[Instructions to follow]
The data below must be copied in full and without any change.

(Data extracts)

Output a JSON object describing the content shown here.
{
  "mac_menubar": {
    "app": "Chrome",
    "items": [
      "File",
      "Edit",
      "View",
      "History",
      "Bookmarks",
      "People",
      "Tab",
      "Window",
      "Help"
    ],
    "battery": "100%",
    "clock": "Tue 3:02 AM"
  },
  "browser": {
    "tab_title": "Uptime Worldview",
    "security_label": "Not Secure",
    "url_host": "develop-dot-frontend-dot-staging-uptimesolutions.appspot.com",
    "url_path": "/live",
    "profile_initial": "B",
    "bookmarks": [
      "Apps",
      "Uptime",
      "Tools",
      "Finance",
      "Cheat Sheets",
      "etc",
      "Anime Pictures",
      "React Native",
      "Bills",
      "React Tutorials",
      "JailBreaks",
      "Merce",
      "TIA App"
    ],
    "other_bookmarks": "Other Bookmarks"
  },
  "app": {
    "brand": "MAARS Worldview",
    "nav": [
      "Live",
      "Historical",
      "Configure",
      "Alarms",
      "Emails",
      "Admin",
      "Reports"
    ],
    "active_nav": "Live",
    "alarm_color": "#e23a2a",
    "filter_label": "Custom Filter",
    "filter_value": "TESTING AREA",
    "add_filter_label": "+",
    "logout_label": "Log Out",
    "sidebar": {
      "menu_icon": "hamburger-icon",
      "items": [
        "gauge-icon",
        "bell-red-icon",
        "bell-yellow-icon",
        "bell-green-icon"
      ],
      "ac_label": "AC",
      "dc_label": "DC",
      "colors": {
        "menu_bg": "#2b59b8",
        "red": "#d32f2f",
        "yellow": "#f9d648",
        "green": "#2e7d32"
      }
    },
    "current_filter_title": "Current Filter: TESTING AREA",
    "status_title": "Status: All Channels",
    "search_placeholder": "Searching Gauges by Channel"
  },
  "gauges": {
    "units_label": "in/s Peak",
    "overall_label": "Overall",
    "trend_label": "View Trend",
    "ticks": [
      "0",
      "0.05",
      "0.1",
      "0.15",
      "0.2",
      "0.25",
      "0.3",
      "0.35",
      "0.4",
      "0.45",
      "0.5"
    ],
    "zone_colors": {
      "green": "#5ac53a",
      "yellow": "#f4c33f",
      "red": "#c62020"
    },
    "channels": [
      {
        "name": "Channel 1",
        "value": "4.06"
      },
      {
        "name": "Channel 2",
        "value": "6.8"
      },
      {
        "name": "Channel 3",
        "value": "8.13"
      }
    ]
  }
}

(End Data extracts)

[Response]
Output a JSON object describing the content shown here.
{
  "mac_menubar": {
    "app": "Chrome",
    "items": [
      "File",
      "Edit",
      "View",
      "History",
      "Bookmarks",
      "People",
      "Tab",
      "Window",
      "Help"
    ],
    "battery": "100%",
    "clock": "Tue 3:02 AM"
  },
  "browser": {
    "tab_title": "Uptime Worldview",
    "security_label": "Not Secure",
    "url_host": "develop-dot-frontend-dot-staging-uptimesolutions.appspot.com",
    "url_path": "/live",
    "profile_initial": "B",
    "bookmarks": [
      "Apps",
      "Uptime",
      "Tools",
      "Finance",
      "Cheat Sheets",
      "etc",
      "Anime Pictures",
      "React Native",
      "Bills",
      "React Tutorials",
      "JailBreaks",
      "Merce",
      "TIA App"
    ],
    "other_bookmarks": "Other Bookmarks"
  },
  "app": {
    "brand": "MAARS Worldview",
    "nav": [
      "Live",
      "Historical",
      "Configure",
      "Alarms",
      "Emails",
      "Admin",
      "Reports"
    ],
    "active_nav": "Live",
    "alarm_color": "#e23a2a",
    "filter_label": "Custom Filter",
    "filter_value": "TESTING AREA",
    "add_filter_label": "+",
    "logout_label": "Log Out",
    "sidebar": {
      "menu_icon": "hamburger-icon",
      "items": [
        "gauge-icon",
        "bell-red-icon",
        "bell-yellow-icon",
        "bell-green-icon"
      ],
      "ac_label": "AC",
      "dc_label": "DC",
      "colors": {
        "menu_bg": "#2b59b8",
        "red": "#d32f2f",
        "yellow": "#f9d648",
        "green": "#2e7d32"
      }
    },
    "current_filter_title": "Current Filter: TESTING AREA",
    "status_title": "Status: All Channels",
    "search_placeholder": "Searching Gauges by Channel"
  },
  "gauges": {
    "units_label": "in/s Peak",
    "overall_label": "Overall",
    "trend_label": "View Trend",
    "ticks": [
      "0",
      "0.05",
      "0.1",
      "0.15",
      "0.2",
      "0.25",
      "0.3",
      "0.35",
      "0.4",
      "0.45",
      "0.5"
    ],
    "zone_colors": {
      "green": "#5ac53a",
      "yellow": "#f4c33f",
      "red": "#c62020"
    },
    "channels": [
      {
        "name": "Channel 1",
        "value": "4.06"
      },
      {
        "name": "Channel 2",
        "value": "6.8"
      },
      {
        "name": "Channel 3",
        "value": "8.13"
      }
    ]
  }
}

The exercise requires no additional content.